How the Latino vote shifted historically red Arizona to blue

It’s not just the big-ticket races trending blue in Arizona and Maricopa County, some other smaller, but important, races are also learning blue in the Grand Canyon State just a day after Election Day.

One reason could be the large Latino voter turnout in Arizona.

That effort was led by Mi Familia Vota, and by the looks of their Phoenix headquarters on Nov. 4, they were feeling good with the voter turnout.

Fox News and the Associated Press projected for Joe Biden to win 11 electoral votes from Arizona. Biden visited the state once during the election, the rest of the visits were done virtually. President Donald Trump and several from his campaign visited more than a dozen times combined.

In another historic win, Arizona will have two Democratic Senators since 1953 represent the state after Mark Kelly defeated incumbent Senator Martha McSally.

During the election, Mi Familia Vota volunteers efforted a 500 person ground game involving door knocks and phone banks.

“For us, it’s not only about red or blue, it’s about political power to stop the anti-immigrant hate and attacks on our community. And our policies are on the frontline," says Mi Familia Vota CEO Hector Sanchez Barba.
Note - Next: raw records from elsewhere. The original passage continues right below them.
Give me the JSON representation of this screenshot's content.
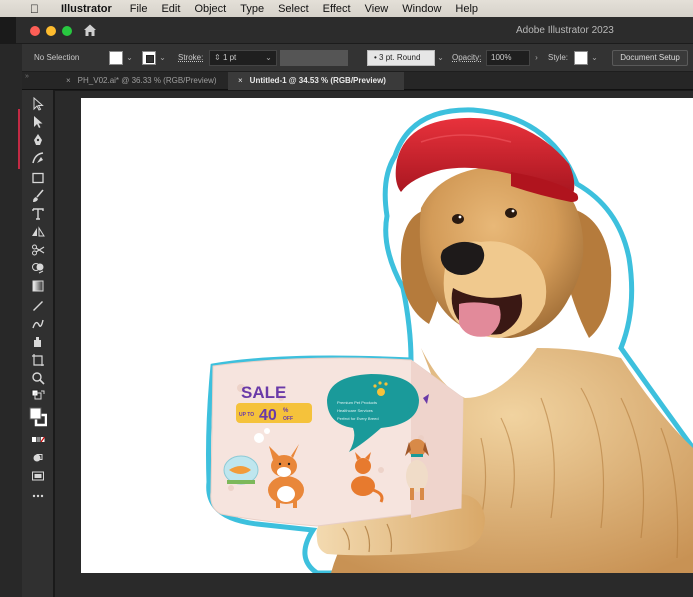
{
  "menubar": {
    "app": "Illustrator",
    "items": [
      "File",
      "Edit",
      "Object",
      "Type",
      "Select",
      "Effect",
      "View",
      "Window",
      "Help"
    ]
  },
  "window": {
    "title": "Adobe Illustrator 2023"
  },
  "controlbar": {
    "selection": "No Selection",
    "stroke_label": "Stroke:",
    "stroke_value": "1 pt",
    "brush": "3 pt. Round",
    "opacity_label": "Opacity:",
    "opacity_value": "100%",
    "style_label": "Style:",
    "document_setup": "Document Setup"
  },
  "tabs": [
    {
      "close": "×",
      "label": "PH_V02.ai* @ 36.33 % (RGB/Preview)"
    },
    {
      "close": "×",
      "label": "Untitled-1 @ 34.53 % (RGB/Preview)"
    }
  ],
  "tools": [
    "selection-tool",
    "direct-selection-tool",
    "pen-tool",
    "curvature-tool",
    "rectangle-tool",
    "paintbrush-tool",
    "type-tool",
    "reflect-tool",
    "scissors-tool",
    "shape-builder-tool",
    "gradient-tool",
    "eyedropper-tool",
    "blend-tool",
    "symbol-sprayer-tool",
    "artboard-tool",
    "zoom-tool",
    "default-colors-tool",
    "fill-stroke-swatch",
    "color-mode-buttons",
    "draw-mode-tool",
    "screen-mode-tool",
    "edit-toolbar-button"
  ],
  "box_art": {
    "sale": "SALE",
    "up_to": "UP TO",
    "percent": "40",
    "pct_sign": "%",
    "off": "OFF",
    "bullets": [
      "Premium Pet Products",
      "Healthcare Services",
      "Perfect for Every Breed"
    ]
  },
  "colors": {
    "cap_red": "#d81f2a",
    "sticker_outline": "#3dc0dd",
    "box_pink": "#f6e4de",
    "sale_purple": "#6a3aa8",
    "teal_bubble": "#1a9a9a"
  }
}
He pointed to both SB 1070 and former Maricopa County Sheriff Joe Arpaio as driving motivational factors in the shift of how Arizonans vote.

“Arizona showed how things should be done. It’s a long term investment and strategy to promote the values and policy priorities of our community. The whole nation should be looking at Arizona on how to build political power, how to protect that power," Barba said.

Aliento AZ is another group with a big Latino ground game that started over the summer.

“We made over 25,000 contacts. We specifically targeted never voters or inconsistent voters, and many folks were being reached out to for the first time ever," Angélica César with Aliento AZ said.

Did the efforts work? The numbers so far on Nov. 4 look like they did.

“In the West Valley and South Phoenix, there’s a large Hispanic community. But also in Ahwatukee, there’s LD-18 going blue for a number of years, that’s a new influx of people in that area, also included in that is Chandler," said Sam Almy with Saguaro Strategies.

Changing demographics and enthusiasm from Hispanic voters, perhaps like the state has never seen before, might have done something many thought unthinkable not too long ago - turned the state blue.

Detailed demographics on who voted will be out in late November.

For more on election results, click here.